The major cause of the lack of minority and women computer programmers was a financial barrier to entry.
Today, you can get a desktop computer for $250. You can get a tablet for $300. You can get a laptop for $400. You can get an Android smartphone for $600, all pretty much medium to high end hardware, nothing second hand or used. 15 years ago, you had to invest a minimum of $1000 to get a new computer, and $1500 would give you something more reasonable. Importantly, decent home broadband connections are now affordable for all but the poorest individuals.
The difference between someone becoming a computer programmer and making millions of dollars throughout his or her career and someone not in the field might now only be a few hundred dollar initial investment whereas when I was a kid it was thousands of dollars. Fortunately, we don't have to worry about that large investment anymore, so this aspect of the problem has solved itself.
There are plenty of scholarship opportunities for minority and women computer programmers, but they need to get started way before college. Nobody learns programming at the university. If you're doing programming for the first time at the university, then very likely you'll never want to do it again.
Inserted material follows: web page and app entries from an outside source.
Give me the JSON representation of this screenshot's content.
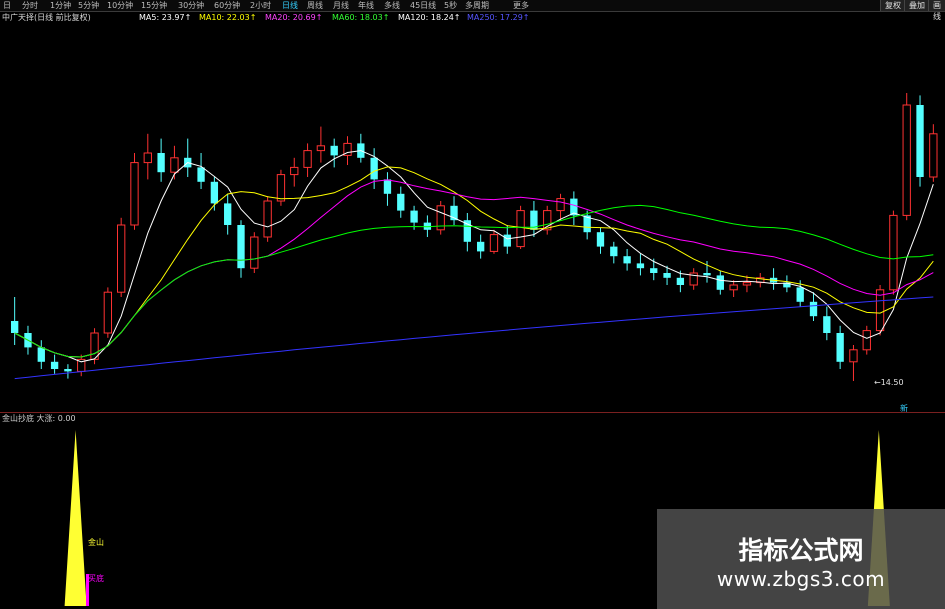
{
  "toolbar": {
    "tabs": [
      "日",
      "分时",
      "1分钟",
      "5分钟",
      "10分钟",
      "15分钟",
      "30分钟",
      "60分钟",
      "2小时",
      "日线",
      "周线",
      "月线",
      "年线",
      "多线",
      "45日线",
      "5秒",
      "多周期",
      "更多"
    ],
    "active_tab": "日线",
    "restore_label": "复权",
    "overlay_label": "叠加",
    "draw_label": "画线"
  },
  "header": {
    "title": "中广天择(日线 前比复权)",
    "ma5": "MA5: 23.97↑",
    "ma10": "MA10: 22.03↑",
    "ma20": "MA20: 20.69↑",
    "ma60": "MA60: 18.03↑",
    "ma120": "MA120: 18.24↑",
    "ma250": "MA250: 17.29↑",
    "colors": {
      "ma5": "#ffffff",
      "ma10": "#ffff00",
      "ma20": "#ff00ff",
      "ma60": "#00ff00",
      "ma120": "#ffffff",
      "ma250": "#3333ff"
    }
  },
  "price_labels": {
    "low_label": "←14.50",
    "date_marker": "新"
  },
  "indicator": {
    "title": "金山抄底 大涨: 0.00",
    "gold_label": "金山",
    "buy_label": "买底"
  },
  "watermark": {
    "title": "指标公式网",
    "url": "www.zbgs3.com"
  },
  "chart_data": {
    "type": "candlestick",
    "up_color": "#ff3232",
    "down_color": "#54ffff",
    "ylim": [
      14,
      29
    ],
    "candles": [
      [
        17.0,
        18.0,
        16.0,
        16.5
      ],
      [
        16.5,
        16.8,
        15.6,
        15.9
      ],
      [
        15.9,
        16.2,
        15.0,
        15.3
      ],
      [
        15.3,
        15.6,
        14.8,
        15.0
      ],
      [
        15.0,
        15.2,
        14.6,
        14.9
      ],
      [
        14.9,
        15.6,
        14.7,
        15.4
      ],
      [
        15.4,
        16.7,
        15.2,
        16.5
      ],
      [
        16.5,
        18.4,
        16.3,
        18.2
      ],
      [
        18.2,
        21.3,
        18.0,
        21.0
      ],
      [
        21.0,
        24.0,
        20.8,
        23.6
      ],
      [
        23.6,
        24.8,
        22.9,
        24.0
      ],
      [
        24.0,
        24.6,
        22.8,
        23.2
      ],
      [
        23.2,
        24.3,
        22.9,
        23.8
      ],
      [
        23.8,
        24.6,
        23.0,
        23.4
      ],
      [
        23.4,
        24.0,
        22.5,
        22.8
      ],
      [
        22.8,
        23.0,
        21.6,
        21.9
      ],
      [
        21.9,
        22.3,
        20.6,
        21.0
      ],
      [
        21.0,
        21.2,
        18.8,
        19.2
      ],
      [
        19.2,
        20.7,
        19.0,
        20.5
      ],
      [
        20.5,
        22.2,
        20.3,
        22.0
      ],
      [
        22.0,
        23.3,
        21.8,
        23.1
      ],
      [
        23.1,
        23.8,
        22.6,
        23.4
      ],
      [
        23.4,
        24.4,
        23.0,
        24.1
      ],
      [
        24.1,
        25.1,
        23.6,
        24.3
      ],
      [
        24.3,
        24.6,
        23.4,
        23.9
      ],
      [
        23.9,
        24.7,
        23.5,
        24.4
      ],
      [
        24.4,
        24.8,
        23.6,
        23.8
      ],
      [
        23.8,
        24.2,
        22.5,
        22.9
      ],
      [
        22.9,
        23.2,
        21.8,
        22.3
      ],
      [
        22.3,
        22.6,
        21.3,
        21.6
      ],
      [
        21.6,
        21.8,
        20.8,
        21.1
      ],
      [
        21.1,
        21.4,
        20.5,
        20.8
      ],
      [
        20.8,
        22.0,
        20.6,
        21.8
      ],
      [
        21.8,
        22.2,
        21.0,
        21.2
      ],
      [
        21.2,
        21.5,
        19.9,
        20.3
      ],
      [
        20.3,
        20.6,
        19.6,
        19.9
      ],
      [
        19.9,
        20.8,
        19.8,
        20.6
      ],
      [
        20.6,
        21.0,
        19.8,
        20.1
      ],
      [
        20.1,
        21.8,
        20.0,
        21.6
      ],
      [
        21.6,
        22.0,
        20.5,
        20.8
      ],
      [
        20.8,
        21.8,
        20.6,
        21.6
      ],
      [
        21.6,
        22.3,
        21.2,
        22.1
      ],
      [
        22.1,
        22.4,
        21.0,
        21.4
      ],
      [
        21.4,
        21.6,
        20.4,
        20.7
      ],
      [
        20.7,
        20.9,
        19.8,
        20.1
      ],
      [
        20.1,
        20.3,
        19.4,
        19.7
      ],
      [
        19.7,
        20.0,
        19.1,
        19.4
      ],
      [
        19.4,
        19.8,
        18.9,
        19.2
      ],
      [
        19.2,
        19.6,
        18.7,
        19.0
      ],
      [
        19.0,
        19.3,
        18.5,
        18.8
      ],
      [
        18.8,
        19.1,
        18.2,
        18.5
      ],
      [
        18.5,
        19.2,
        18.3,
        19.0
      ],
      [
        19.0,
        19.5,
        18.6,
        18.9
      ],
      [
        18.9,
        19.1,
        18.1,
        18.3
      ],
      [
        18.3,
        18.7,
        18.0,
        18.5
      ],
      [
        18.5,
        18.9,
        18.2,
        18.6
      ],
      [
        18.6,
        19.0,
        18.4,
        18.8
      ],
      [
        18.8,
        19.2,
        18.3,
        18.6
      ],
      [
        18.6,
        18.9,
        18.2,
        18.4
      ],
      [
        18.4,
        18.7,
        17.6,
        17.8
      ],
      [
        17.8,
        18.2,
        17.0,
        17.2
      ],
      [
        17.2,
        17.6,
        16.2,
        16.5
      ],
      [
        16.5,
        16.8,
        15.0,
        15.3
      ],
      [
        15.3,
        16.0,
        14.5,
        15.8
      ],
      [
        15.8,
        16.8,
        15.6,
        16.6
      ],
      [
        16.6,
        18.5,
        16.4,
        18.3
      ],
      [
        18.3,
        21.6,
        18.1,
        21.4
      ],
      [
        21.4,
        26.5,
        21.2,
        26.0
      ],
      [
        26.0,
        26.4,
        22.6,
        23.0
      ],
      [
        23.0,
        25.2,
        22.8,
        24.8
      ]
    ],
    "ma_series": [
      {
        "name": "MA5",
        "color": "#ffffff"
      },
      {
        "name": "MA10",
        "color": "#ffff00"
      },
      {
        "name": "MA20",
        "color": "#ff00ff"
      },
      {
        "name": "MA60",
        "color": "#00ff00"
      },
      {
        "name": "MA250",
        "color": "#3333ff"
      }
    ],
    "indicator_peaks": [
      {
        "center": 0.08,
        "height": 1.0
      },
      {
        "center": 0.93,
        "height": 1.0
      }
    ]
  }
}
The programming work you do at school is dull, formulaic, theoretical, useless, and often frustrating.